Data provided:
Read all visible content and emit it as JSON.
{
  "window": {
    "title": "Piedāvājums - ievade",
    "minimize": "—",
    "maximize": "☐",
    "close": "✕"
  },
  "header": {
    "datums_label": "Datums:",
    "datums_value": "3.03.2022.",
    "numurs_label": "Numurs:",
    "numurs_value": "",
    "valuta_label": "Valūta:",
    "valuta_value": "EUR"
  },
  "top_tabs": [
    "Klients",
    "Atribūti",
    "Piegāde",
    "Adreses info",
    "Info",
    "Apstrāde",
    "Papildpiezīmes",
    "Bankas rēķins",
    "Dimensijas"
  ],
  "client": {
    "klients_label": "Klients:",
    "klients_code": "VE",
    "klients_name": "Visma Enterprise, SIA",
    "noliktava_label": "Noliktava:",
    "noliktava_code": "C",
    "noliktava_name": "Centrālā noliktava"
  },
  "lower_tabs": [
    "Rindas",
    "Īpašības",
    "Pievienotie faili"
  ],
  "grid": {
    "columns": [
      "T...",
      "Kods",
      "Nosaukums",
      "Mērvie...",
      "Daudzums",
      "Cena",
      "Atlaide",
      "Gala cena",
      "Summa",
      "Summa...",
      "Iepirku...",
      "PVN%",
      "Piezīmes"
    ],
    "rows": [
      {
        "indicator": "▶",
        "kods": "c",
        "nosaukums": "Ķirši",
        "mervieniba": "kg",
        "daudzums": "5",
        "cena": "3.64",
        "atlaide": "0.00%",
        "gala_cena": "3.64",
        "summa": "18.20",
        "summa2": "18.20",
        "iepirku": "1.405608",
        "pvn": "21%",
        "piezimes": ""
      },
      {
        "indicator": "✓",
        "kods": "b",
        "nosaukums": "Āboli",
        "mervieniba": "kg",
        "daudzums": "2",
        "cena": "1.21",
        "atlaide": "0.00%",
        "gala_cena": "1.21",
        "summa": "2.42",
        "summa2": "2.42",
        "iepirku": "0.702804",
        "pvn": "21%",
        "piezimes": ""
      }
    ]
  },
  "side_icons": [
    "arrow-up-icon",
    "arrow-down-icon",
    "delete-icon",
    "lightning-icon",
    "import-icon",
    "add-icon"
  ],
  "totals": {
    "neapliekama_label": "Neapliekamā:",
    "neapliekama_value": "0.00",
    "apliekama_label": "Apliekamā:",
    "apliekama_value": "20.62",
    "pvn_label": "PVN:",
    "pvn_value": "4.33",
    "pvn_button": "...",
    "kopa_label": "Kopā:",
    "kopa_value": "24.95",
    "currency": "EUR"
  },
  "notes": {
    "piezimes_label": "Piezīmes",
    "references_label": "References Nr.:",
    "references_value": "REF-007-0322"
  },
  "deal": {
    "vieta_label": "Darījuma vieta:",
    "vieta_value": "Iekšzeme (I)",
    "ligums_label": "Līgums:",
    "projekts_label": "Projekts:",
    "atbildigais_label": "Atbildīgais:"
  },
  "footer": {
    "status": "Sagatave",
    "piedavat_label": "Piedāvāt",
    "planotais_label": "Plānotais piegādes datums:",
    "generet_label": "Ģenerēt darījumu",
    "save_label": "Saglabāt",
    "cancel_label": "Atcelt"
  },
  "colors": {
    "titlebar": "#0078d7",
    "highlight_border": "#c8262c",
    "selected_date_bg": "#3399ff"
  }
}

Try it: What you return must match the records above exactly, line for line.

The answer:
Read all visible content and emit it as JSON.
{
  "window": {
    "title": "Piedāvājums - ievade",
    "minimize": "—",
    "maximize": "☐",
    "close": "✕"
  },
  "header": {
    "datums_label": "Datums:",
    "datums_value": "3.03.2022.",
    "numurs_label": "Numurs:",
    "numurs_value": "",
    "valuta_label": "Valūta:",
    "valuta_value": "EUR"
  },
  "top_tabs": [
    "Klients",
    "Atribūti",
    "Piegāde",
    "Adreses info",
    "Info",
    "Apstrāde",
    "Papildpiezīmes",
    "Bankas rēķins",
    "Dimensijas"
  ],
  "client": {
    "klients_label": "Klients:",
    "klients_code": "VE",
    "klients_name": "Visma Enterprise, SIA",
    "noliktava_label": "Noliktava:",
    "noliktava_code": "C",
    "noliktava_name": "Centrālā noliktava"
  },
  "lower_tabs": [
    "Rindas",
    "Īpašības",
    "Pievienotie faili"
  ],
  "grid": {
    "columns": [
      "T...",
      "Kods",
      "Nosaukums",
      "Mērvie...",
      "Daudzums",
      "Cena",
      "Atlaide",
      "Gala cena",
      "Summa",
      "Summa...",
      "Iepirku...",
      "PVN%",
      "Piezīmes"
    ],
    "rows": [
      {
        "indicator": "▶",
        "kods": "c",
        "nosaukums": "Ķirši",
        "mervieniba": "kg",
        "daudzums": "5",
        "cena": "3.64",
        "atlaide": "0.00%",
        "gala_cena": "3.64",
        "summa": "18.20",
        "summa2": "18.20",
        "iepirku": "1.405608",
        "pvn": "21%",
        "piezimes": ""
      },
      {
        "indicator": "✓",
        "kods": "b",
        "nosaukums": "Āboli",
        "mervieniba": "kg",
        "daudzums": "2",
        "cena": "1.21",
        "atlaide": "0.00%",
        "gala_cena": "1.21",
        "summa": "2.42",
        "summa2": "2.42",
        "iepirku": "0.702804",
        "pvn": "21%",
        "piezimes": ""
      }
    ]
  },
  "side_icons": [
    "arrow-up-icon",
    "arrow-down-icon",
    "delete-icon",
    "lightning-icon",
    "import-icon",
    "add-icon"
  ],
  "totals": {
    "neapliekama_label": "Neapliekamā:",
    "neapliekama_value": "0.00",
    "apliekama_label": "Apliekamā:",
    "apliekama_value": "20.62",
    "pvn_label": "PVN:",
    "pvn_value": "4.33",
    "pvn_button": "...",
    "kopa_label": "Kopā:",
    "kopa_value": "24.95",
    "currency": "EUR"
  },
  "notes": {
    "piezimes_label": "Piezīmes",
    "references_label": "References Nr.:",
    "references_value": "REF-007-0322"
  },
  "deal": {
    "vieta_label": "Darījuma vieta:",
    "vieta_value": "Iekšzeme (I)",
    "ligums_label": "Līgums:",
    "projekts_label": "Projekts:",
    "atbildigais_label": "Atbildīgais:"
  },
  "footer": {
    "status": "Sagatave",
    "piedavat_label": "Piedāvāt",
    "planotais_label": "Plānotais piegādes datums:",
    "generet_label": "Ģenerēt darījumu",
    "save_label": "Saglabāt",
    "cancel_label": "Atcelt"
  },
  "colors": {
    "titlebar": "#0078d7",
    "highlight_border": "#c8262c",
    "selected_date_bg": "#3399ff"
  }
}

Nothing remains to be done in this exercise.